A mother called, looking for a new guardian for her 14-year-old son, who had thrown Molotov cocktails.
Taiwan, a self-governing island, is a convenient and welcoming refuge. Like Hong Kong, it has a history of receiving dissidents from the mainland. While Beijing views Taiwan as part of China, Taiwanese leaders assert their sovereignty.
Many Taiwanese have supported the protests, concerned about the Chinese government’s encroachment on Hong Kong and what it means for the future of their own democratic island.
The protests were initially set off by outrage over an extradition bill, since withdrawn, that would have allowed Hong Kong’s leaders to send a fugitive to Taiwan to face murder charges, though the two entities have no extradition treaty. Protesters in Hong Kong said the legal change could have been used to send dissidents for trial in mainland China, where courts are controlled by the Communist Party.

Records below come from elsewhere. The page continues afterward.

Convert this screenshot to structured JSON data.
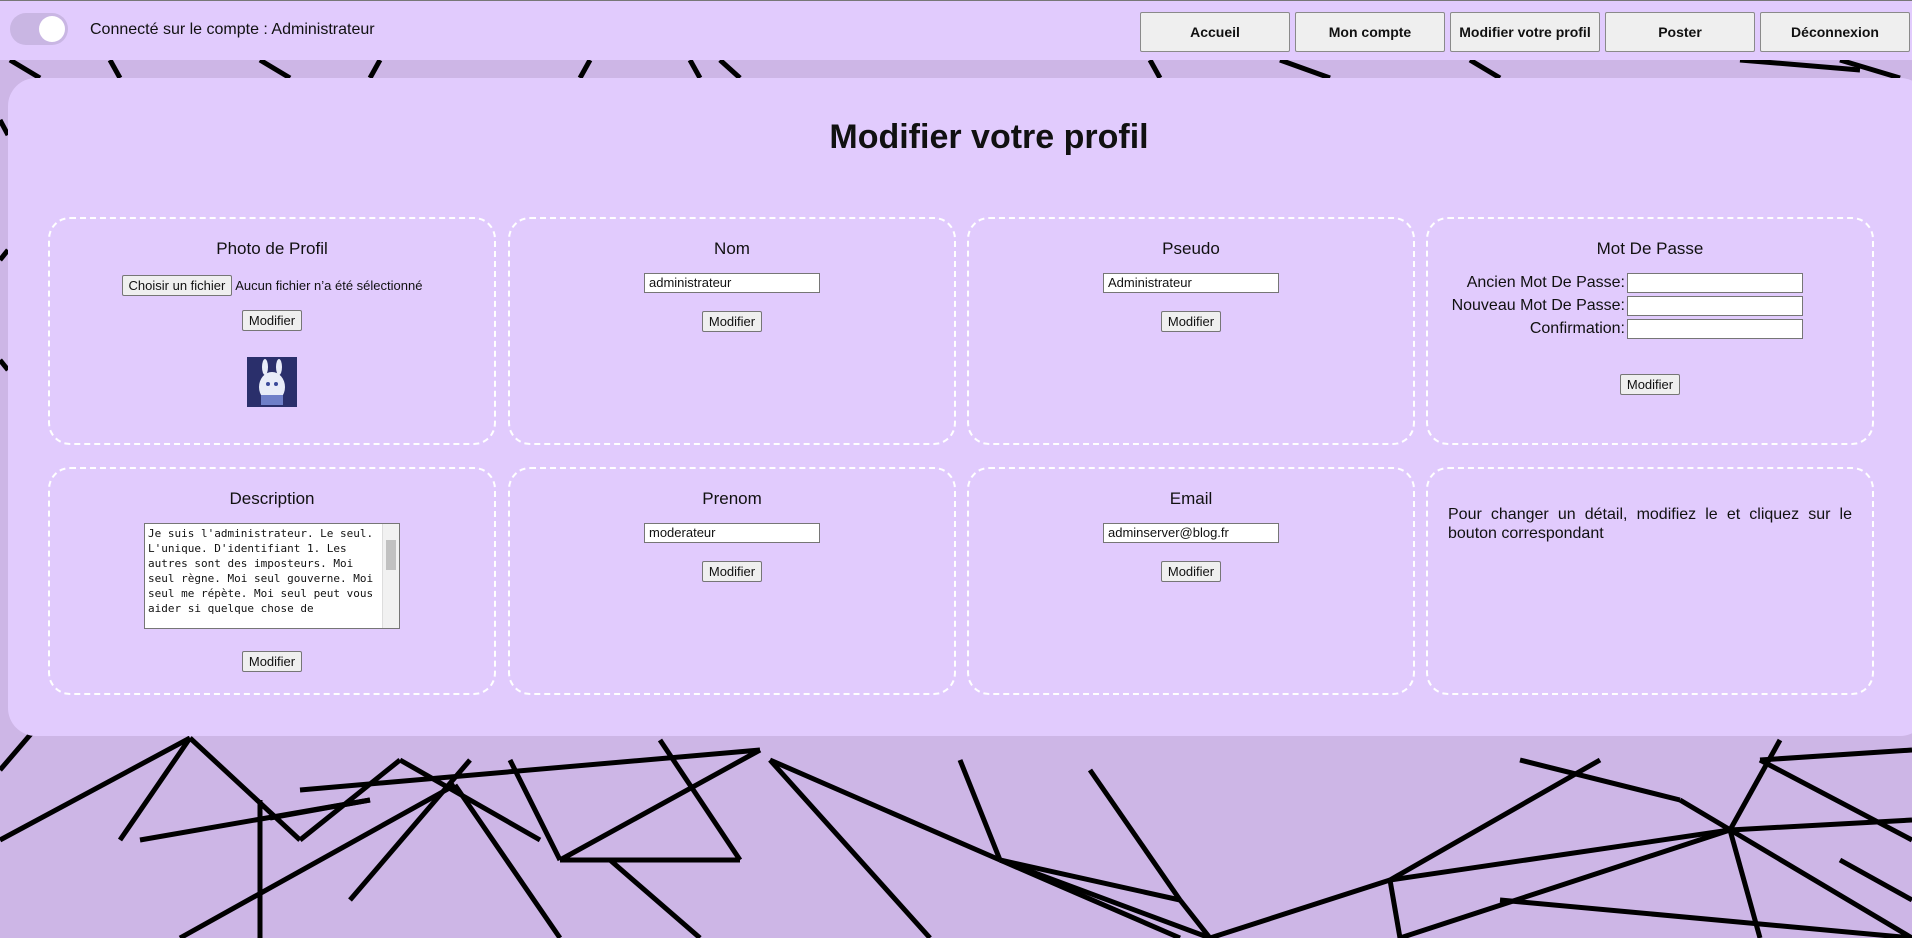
{
  "header": {
    "account_label": "Connecté sur le compte : Administrateur",
    "nav": [
      "Accueil",
      "Mon compte",
      "Modifier votre profil",
      "Poster",
      "Déconnexion"
    ]
  },
  "page_title": "Modifier votre profil",
  "photo": {
    "title": "Photo de Profil",
    "choose_file": "Choisir un fichier",
    "no_file": "Aucun fichier n’a été sélectionné",
    "modify": "Modifier"
  },
  "nom": {
    "title": "Nom",
    "value": "administrateur",
    "modify": "Modifier"
  },
  "pseudo": {
    "title": "Pseudo",
    "value": "Administrateur",
    "modify": "Modifier"
  },
  "password": {
    "title": "Mot De Passe",
    "old_label": "Ancien Mot De Passe:",
    "new_label": "Nouveau Mot De Passe:",
    "confirm_label": "Confirmation:",
    "modify": "Modifier"
  },
  "description": {
    "title": "Description",
    "value": "Je suis l'administrateur. Le seul. L'unique. D'identifiant 1. Les autres sont des imposteurs. Moi seul règne. Moi seul gouverne. Moi seul me répète. Moi seul peut vous aider si quelque chose de",
    "modify": "Modifier"
  },
  "prenom": {
    "title": "Prenom",
    "value": "moderateur",
    "modify": "Modifier"
  },
  "email": {
    "title": "Email",
    "value": "adminserver@blog.fr",
    "modify": "Modifier"
  },
  "info": {
    "text": "Pour changer un détail, modifiez le et cliquez sur le bouton correspondant"
  },
  "colors": {
    "accent": "#e1cbfd",
    "background": "#cdb6e6"
  }
}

Even though Taiwan is welcoming protesters, the government is treading cautiously. It is wary of provoking Beijing by passing more permissive asylum laws. Many who arrive seeking refuge find themselves in a legal limbo with only temporary visas.

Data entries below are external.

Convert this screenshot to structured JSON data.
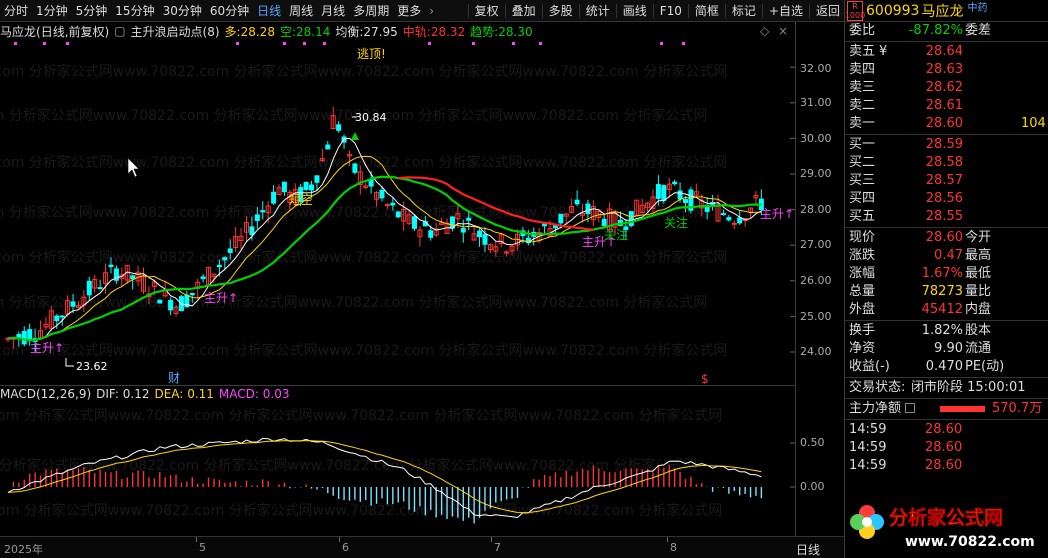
{
  "toolbar": {
    "left": [
      {
        "label": "分时",
        "active": false
      },
      {
        "label": "1分钟",
        "active": false
      },
      {
        "label": "5分钟",
        "active": false
      },
      {
        "label": "15分钟",
        "active": false
      },
      {
        "label": "30分钟",
        "active": false
      },
      {
        "label": "60分钟",
        "active": false
      },
      {
        "label": "日线",
        "active": true
      },
      {
        "label": "周线",
        "active": false
      },
      {
        "label": "月线",
        "active": false
      },
      {
        "label": "多周期",
        "active": false
      },
      {
        "label": "更多",
        "active": false
      }
    ],
    "more_arrow": "›",
    "right": [
      "复权",
      "叠加",
      "多股",
      "统计",
      "画线",
      "F10",
      "简框",
      "标记",
      "+自选",
      "返回"
    ]
  },
  "chart": {
    "stock": "马应龙",
    "mode": "(日线,前复权)",
    "indicator": "主升浪启动点(8)",
    "items": [
      {
        "label": "多:",
        "value": "28.28",
        "color": "#ffd700"
      },
      {
        "label": "空:",
        "value": "28.14",
        "color": "#00d000"
      },
      {
        "label": "均衡:",
        "value": "27.95",
        "color": "#dddddd"
      },
      {
        "label": "中轨:",
        "value": "28.32",
        "color": "#ff3333"
      },
      {
        "label": "趋势:",
        "value": "28.30",
        "color": "#00d000"
      }
    ],
    "price_labels": [
      "32.00",
      "31.00",
      "30.00",
      "29.00",
      "28.00",
      "27.00",
      "26.00",
      "25.00",
      "24.00"
    ],
    "annotations": {
      "escape": "逃顶!",
      "high": "30.84",
      "low": "23.62",
      "short_empty": "短空",
      "main_up": "主升↑",
      "attention": "关注",
      "cai": "财",
      "dollar": "$"
    },
    "macd_labels": [
      "0.50",
      "0.00"
    ],
    "xlabels": [
      "2025年",
      "5",
      "6",
      "7",
      "8"
    ],
    "bottom_right": "日线"
  },
  "macd": {
    "name": "MACD(12,26,9)",
    "dif_label": "DIF:",
    "dif": "0.12",
    "dea_label": "DEA:",
    "dea": "0.11",
    "macd_label": "MACD:",
    "macd": "0.03"
  },
  "watermark": ".com 分析家公式网www.70822.com 分析家公式网www.70822.com 分析家公式网www.70822.com 分析家公式网",
  "quote": {
    "r_badge": [
      "R",
      "1000"
    ],
    "code": "600993",
    "name": "马应龙",
    "tag": "中药",
    "weibi_label": "委比",
    "weibi": "-87.82%",
    "weicha_label": "委差",
    "sell": [
      {
        "label": "卖五",
        "price": "28.64",
        "vol": ""
      },
      {
        "label": "卖四",
        "price": "28.63",
        "vol": ""
      },
      {
        "label": "卖三",
        "price": "28.62",
        "vol": ""
      },
      {
        "label": "卖二",
        "price": "28.61",
        "vol": ""
      },
      {
        "label": "卖一",
        "price": "28.60",
        "vol": "104"
      }
    ],
    "yen": "¥",
    "buy": [
      {
        "label": "买一",
        "price": "28.59"
      },
      {
        "label": "买二",
        "price": "28.58"
      },
      {
        "label": "买三",
        "price": "28.57"
      },
      {
        "label": "买四",
        "price": "28.56"
      },
      {
        "label": "买五",
        "price": "28.55"
      }
    ],
    "stats": [
      {
        "l": "现价",
        "v": "28.60",
        "vc": "red",
        "r": "今开",
        "rv": ""
      },
      {
        "l": "涨跌",
        "v": "0.47",
        "vc": "red",
        "r": "最高",
        "rv": ""
      },
      {
        "l": "涨幅",
        "v": "1.67%",
        "vc": "red",
        "r": "最低",
        "rv": ""
      },
      {
        "l": "总量",
        "v": "78273",
        "vc": "yel",
        "r": "量比",
        "rv": ""
      },
      {
        "l": "外盘",
        "v": "45412",
        "vc": "red",
        "r": "内盘",
        "rv": ""
      }
    ],
    "stats2": [
      {
        "l": "换手",
        "v": "1.82%",
        "r": "股本"
      },
      {
        "l": "净资",
        "v": "9.90",
        "r": "流通"
      },
      {
        "l": "收益(-)",
        "v": "0.470",
        "r": "PE(动)"
      }
    ],
    "status_label": "交易状态:",
    "status": "闭市阶段 15:00:01",
    "netflow_label": "主力净额",
    "netflow": "570.7万",
    "ticks": [
      {
        "t": "14:59",
        "p": "28.60"
      },
      {
        "t": "14:59",
        "p": "28.60"
      },
      {
        "t": "14:59",
        "p": "28.60"
      }
    ],
    "logo_text": "分析家公式网",
    "logo_url": "www.70822.com"
  }
}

During his 22 years as a pastor in Taiwan, Huang said, he has helped several dissidents flee persecution from the Chinese government but has never seen an operation of this scale. He said it was more reminiscent of “Operation Yellowbird,” a secret network that smuggled hundreds of dissidents out of China and into Hong Kong after the massacre in Beijing around Tiananmen Square in 1989. At the time, Hong Kong was still a British colony.
One 48-year-old social worker said she had paid for 11 protesters to get to Taiwan. With no children of her own, she said she feels a responsibility to help the young people.

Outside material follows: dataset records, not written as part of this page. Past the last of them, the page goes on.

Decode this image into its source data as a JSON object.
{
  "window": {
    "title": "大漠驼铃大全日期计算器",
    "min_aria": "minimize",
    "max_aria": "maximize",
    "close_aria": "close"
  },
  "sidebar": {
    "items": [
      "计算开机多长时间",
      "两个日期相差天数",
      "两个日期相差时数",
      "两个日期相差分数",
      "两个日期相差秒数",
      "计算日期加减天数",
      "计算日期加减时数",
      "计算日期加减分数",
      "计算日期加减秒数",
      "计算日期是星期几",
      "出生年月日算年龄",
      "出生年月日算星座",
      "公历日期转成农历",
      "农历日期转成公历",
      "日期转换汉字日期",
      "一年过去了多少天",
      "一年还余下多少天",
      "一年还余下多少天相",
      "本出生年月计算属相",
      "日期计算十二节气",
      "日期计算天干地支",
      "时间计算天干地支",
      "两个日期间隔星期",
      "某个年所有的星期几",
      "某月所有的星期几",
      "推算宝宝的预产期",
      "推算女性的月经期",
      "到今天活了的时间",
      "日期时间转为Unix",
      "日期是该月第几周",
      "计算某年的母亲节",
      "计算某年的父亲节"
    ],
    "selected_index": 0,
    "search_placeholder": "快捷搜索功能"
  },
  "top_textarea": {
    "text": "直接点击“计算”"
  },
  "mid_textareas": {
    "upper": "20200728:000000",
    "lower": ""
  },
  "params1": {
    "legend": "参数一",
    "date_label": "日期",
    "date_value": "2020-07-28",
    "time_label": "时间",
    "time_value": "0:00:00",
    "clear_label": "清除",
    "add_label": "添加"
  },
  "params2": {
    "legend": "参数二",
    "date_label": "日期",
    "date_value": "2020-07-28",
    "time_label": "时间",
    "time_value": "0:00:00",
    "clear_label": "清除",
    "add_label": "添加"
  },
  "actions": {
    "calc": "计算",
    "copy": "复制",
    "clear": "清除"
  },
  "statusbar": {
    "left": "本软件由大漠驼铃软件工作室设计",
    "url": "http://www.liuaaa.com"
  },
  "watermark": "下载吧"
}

“If I get arrested, at least I can be proud that I tried to help these youngsters against totalitarianism,” said the social worker, who spoke on condition of anonymity for fear of legal repercussions.
She started raising money for fleeing protesters in July, after a group of them stormed the legislative building. She helped one 17-year-old whose parents had thrown him out of his home for joining the protests.
She mostly accepts donations in cash and in person and hopes to avoid undercover police officers who sometimes pose as enthusiastic supporters.
“The majority of Hong Kong people are unhappy,” she said.
“It’s not a small group of radical youngsters controlled and manipulated by the USA,” she added, citing one of Beijing’s claims that the West is provoking the protests. “The support is coming from all walks of life.”
When protesters arrive through regular channels, the government in Taiwan generally grants monthly visas, which are usually renewable.
Daniel, a 22-year-old protester, has been living in Taiwan since July on an extended tourist visa. He described his role in the early days of the movement as “fairly radical.”
After he stormed Hong Kong’s legislative building, his face was captured on surveillance footage. Two police officers stopped him on the sidewalk the next day and told him they recognized him.
“At that moment I realized I could no longer deceive myself,” Daniel said. “I really had to leave home.”